== Segment start ==

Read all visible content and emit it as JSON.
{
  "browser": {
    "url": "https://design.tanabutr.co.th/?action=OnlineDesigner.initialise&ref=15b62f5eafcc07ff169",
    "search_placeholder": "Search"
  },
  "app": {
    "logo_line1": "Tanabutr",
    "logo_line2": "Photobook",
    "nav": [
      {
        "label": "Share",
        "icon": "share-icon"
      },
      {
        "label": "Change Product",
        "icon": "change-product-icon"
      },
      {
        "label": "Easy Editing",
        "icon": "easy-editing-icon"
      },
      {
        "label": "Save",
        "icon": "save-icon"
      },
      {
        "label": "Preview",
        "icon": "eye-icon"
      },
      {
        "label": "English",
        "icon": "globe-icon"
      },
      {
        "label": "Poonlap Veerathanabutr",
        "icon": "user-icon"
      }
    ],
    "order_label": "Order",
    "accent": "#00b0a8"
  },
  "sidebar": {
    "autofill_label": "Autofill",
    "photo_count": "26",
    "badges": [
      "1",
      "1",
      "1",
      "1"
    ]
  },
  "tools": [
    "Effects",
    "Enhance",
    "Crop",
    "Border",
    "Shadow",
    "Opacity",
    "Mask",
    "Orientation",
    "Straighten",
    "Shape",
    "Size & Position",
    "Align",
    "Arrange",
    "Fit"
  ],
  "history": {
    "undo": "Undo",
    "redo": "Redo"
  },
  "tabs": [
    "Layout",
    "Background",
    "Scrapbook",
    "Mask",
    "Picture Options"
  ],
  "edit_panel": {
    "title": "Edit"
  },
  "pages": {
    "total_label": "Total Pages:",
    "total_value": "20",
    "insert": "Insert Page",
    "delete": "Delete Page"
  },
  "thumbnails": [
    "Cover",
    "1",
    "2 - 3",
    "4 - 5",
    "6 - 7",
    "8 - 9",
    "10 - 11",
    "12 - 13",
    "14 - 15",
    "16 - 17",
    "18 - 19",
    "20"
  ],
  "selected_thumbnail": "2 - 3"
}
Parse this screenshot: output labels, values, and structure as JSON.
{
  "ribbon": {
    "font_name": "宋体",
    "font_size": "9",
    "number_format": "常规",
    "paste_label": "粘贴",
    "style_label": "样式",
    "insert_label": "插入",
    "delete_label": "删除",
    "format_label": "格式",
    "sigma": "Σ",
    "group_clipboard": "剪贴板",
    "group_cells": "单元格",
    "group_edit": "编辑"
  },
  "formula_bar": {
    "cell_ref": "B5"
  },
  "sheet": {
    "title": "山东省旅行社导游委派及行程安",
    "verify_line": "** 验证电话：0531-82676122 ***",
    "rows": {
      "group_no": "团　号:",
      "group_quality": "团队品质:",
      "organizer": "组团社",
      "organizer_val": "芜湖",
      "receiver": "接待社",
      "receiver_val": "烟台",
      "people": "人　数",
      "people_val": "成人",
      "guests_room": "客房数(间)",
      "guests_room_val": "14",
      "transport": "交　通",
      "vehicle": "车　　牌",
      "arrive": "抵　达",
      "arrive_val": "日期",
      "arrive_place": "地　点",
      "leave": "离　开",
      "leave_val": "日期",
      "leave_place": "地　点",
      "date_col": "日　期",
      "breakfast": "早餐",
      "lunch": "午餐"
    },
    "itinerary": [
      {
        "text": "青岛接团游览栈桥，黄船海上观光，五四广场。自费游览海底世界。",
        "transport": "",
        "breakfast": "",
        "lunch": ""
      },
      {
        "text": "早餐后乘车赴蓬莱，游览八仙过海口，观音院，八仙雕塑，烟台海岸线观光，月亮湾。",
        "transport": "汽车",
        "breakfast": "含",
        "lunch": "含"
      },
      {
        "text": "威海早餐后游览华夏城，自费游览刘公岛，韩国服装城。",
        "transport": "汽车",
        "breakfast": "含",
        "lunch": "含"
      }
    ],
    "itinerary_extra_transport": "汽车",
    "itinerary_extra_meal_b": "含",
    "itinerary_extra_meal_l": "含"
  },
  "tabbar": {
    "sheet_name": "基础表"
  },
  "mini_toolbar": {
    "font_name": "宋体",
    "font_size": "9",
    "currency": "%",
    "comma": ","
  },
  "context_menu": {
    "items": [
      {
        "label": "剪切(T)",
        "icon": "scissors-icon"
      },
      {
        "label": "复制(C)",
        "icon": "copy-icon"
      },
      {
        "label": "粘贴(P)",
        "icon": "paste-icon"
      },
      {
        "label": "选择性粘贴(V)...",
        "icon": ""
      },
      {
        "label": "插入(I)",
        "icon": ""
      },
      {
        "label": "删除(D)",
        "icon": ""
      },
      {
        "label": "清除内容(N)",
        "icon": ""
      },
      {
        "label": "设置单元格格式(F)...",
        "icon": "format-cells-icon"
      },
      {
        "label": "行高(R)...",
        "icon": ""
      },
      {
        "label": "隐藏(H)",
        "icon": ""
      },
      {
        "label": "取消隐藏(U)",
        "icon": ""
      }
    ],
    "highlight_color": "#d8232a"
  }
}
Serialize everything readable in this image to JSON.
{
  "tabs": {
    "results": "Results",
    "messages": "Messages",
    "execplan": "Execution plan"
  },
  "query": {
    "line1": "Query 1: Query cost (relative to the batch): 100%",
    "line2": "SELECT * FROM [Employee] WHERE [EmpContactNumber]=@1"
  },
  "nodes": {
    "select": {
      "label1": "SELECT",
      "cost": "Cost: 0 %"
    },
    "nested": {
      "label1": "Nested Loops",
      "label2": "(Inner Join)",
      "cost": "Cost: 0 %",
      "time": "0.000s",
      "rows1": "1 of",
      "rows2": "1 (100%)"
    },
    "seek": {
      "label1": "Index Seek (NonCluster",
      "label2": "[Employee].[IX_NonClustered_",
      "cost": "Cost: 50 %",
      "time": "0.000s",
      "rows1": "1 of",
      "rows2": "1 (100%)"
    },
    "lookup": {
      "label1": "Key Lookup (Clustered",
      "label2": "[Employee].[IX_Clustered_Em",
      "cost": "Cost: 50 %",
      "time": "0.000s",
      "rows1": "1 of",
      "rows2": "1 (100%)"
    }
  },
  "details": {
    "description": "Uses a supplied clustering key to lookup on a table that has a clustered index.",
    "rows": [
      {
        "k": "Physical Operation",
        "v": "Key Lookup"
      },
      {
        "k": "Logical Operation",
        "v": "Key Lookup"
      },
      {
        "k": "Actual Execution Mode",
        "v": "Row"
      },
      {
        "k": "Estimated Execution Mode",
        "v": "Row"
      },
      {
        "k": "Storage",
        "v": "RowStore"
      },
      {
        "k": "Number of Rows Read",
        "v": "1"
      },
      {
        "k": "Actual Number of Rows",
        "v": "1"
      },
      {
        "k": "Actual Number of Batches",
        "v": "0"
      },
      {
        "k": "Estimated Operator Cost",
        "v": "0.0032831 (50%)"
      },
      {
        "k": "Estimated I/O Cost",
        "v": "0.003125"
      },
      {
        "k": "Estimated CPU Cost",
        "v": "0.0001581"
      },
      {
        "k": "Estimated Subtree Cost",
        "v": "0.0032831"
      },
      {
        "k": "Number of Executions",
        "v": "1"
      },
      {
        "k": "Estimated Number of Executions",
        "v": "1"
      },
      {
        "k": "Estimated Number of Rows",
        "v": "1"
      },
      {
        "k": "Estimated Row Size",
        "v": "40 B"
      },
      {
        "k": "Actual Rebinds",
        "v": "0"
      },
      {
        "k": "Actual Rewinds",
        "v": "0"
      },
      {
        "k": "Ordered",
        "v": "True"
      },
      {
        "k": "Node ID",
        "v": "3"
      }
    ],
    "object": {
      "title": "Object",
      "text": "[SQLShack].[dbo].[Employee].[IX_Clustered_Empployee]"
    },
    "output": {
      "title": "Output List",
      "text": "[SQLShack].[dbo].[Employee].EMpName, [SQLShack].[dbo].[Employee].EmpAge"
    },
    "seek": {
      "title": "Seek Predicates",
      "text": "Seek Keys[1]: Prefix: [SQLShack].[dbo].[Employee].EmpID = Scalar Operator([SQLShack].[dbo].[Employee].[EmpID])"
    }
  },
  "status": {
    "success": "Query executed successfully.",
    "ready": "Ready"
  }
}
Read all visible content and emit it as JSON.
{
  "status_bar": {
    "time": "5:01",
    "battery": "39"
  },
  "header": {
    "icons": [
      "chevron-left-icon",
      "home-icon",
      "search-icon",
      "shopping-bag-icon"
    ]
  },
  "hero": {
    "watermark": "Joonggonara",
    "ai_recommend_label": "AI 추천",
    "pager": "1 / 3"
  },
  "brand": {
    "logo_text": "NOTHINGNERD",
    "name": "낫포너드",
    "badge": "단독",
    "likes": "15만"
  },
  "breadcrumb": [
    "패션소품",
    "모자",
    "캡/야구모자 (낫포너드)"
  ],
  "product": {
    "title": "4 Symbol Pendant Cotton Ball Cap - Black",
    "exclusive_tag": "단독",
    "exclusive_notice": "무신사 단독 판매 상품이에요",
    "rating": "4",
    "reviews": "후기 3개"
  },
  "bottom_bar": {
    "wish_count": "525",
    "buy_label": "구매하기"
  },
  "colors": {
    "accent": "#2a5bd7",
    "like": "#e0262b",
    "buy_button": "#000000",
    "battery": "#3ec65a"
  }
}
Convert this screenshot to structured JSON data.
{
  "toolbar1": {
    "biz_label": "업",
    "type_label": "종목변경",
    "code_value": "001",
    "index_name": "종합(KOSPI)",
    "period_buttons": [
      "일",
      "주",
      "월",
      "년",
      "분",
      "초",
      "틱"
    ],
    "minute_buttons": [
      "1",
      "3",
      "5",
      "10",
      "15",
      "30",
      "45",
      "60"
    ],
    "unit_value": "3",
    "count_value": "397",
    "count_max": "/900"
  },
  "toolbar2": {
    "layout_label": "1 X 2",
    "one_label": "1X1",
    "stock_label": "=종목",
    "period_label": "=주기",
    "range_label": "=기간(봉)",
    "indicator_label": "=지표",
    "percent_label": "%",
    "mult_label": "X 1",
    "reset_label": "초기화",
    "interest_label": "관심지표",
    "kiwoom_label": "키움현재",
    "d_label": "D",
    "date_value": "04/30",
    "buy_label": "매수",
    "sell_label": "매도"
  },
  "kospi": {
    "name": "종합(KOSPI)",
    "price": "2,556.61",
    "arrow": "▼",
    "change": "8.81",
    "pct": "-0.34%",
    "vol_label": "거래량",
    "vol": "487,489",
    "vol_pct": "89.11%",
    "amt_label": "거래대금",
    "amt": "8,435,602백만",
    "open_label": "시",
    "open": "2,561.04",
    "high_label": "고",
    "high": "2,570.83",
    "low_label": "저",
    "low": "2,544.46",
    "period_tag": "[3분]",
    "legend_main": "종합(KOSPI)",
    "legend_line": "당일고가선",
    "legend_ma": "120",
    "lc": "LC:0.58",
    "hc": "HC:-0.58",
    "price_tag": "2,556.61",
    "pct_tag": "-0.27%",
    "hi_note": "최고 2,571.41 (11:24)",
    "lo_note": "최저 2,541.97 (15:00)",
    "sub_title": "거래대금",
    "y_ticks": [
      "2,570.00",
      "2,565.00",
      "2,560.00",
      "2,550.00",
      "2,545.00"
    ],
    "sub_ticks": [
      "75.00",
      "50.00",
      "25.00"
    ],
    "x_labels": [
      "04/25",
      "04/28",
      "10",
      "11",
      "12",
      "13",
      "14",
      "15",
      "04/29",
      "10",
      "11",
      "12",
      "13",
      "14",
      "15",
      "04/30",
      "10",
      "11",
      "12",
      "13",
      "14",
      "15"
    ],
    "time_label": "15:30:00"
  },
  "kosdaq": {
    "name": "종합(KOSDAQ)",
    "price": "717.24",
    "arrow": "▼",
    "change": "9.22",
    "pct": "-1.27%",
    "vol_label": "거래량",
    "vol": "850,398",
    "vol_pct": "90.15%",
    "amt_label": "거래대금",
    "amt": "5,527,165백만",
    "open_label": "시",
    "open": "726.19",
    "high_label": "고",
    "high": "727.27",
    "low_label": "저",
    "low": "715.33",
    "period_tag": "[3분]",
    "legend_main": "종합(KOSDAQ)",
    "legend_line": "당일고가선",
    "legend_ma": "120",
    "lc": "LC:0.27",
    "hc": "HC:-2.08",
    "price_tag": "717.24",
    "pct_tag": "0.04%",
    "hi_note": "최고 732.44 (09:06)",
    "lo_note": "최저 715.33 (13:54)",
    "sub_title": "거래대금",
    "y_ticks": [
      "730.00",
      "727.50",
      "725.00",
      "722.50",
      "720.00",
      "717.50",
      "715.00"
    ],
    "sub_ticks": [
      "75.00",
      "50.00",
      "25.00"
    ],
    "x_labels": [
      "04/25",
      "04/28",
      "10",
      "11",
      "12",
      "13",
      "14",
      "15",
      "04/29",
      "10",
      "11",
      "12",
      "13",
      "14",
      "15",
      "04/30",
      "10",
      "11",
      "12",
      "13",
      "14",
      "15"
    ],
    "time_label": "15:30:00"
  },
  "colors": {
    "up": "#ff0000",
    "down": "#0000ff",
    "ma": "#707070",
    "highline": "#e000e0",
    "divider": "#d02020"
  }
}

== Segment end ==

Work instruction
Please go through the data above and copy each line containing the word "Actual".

Output below
        "k": "Actual Execution Mode",
        "k": "Actual Number of Rows",
        "k": "Actual Number of Batches",
        "k": "Actual Rebinds",
        "k": "Actual Rewinds",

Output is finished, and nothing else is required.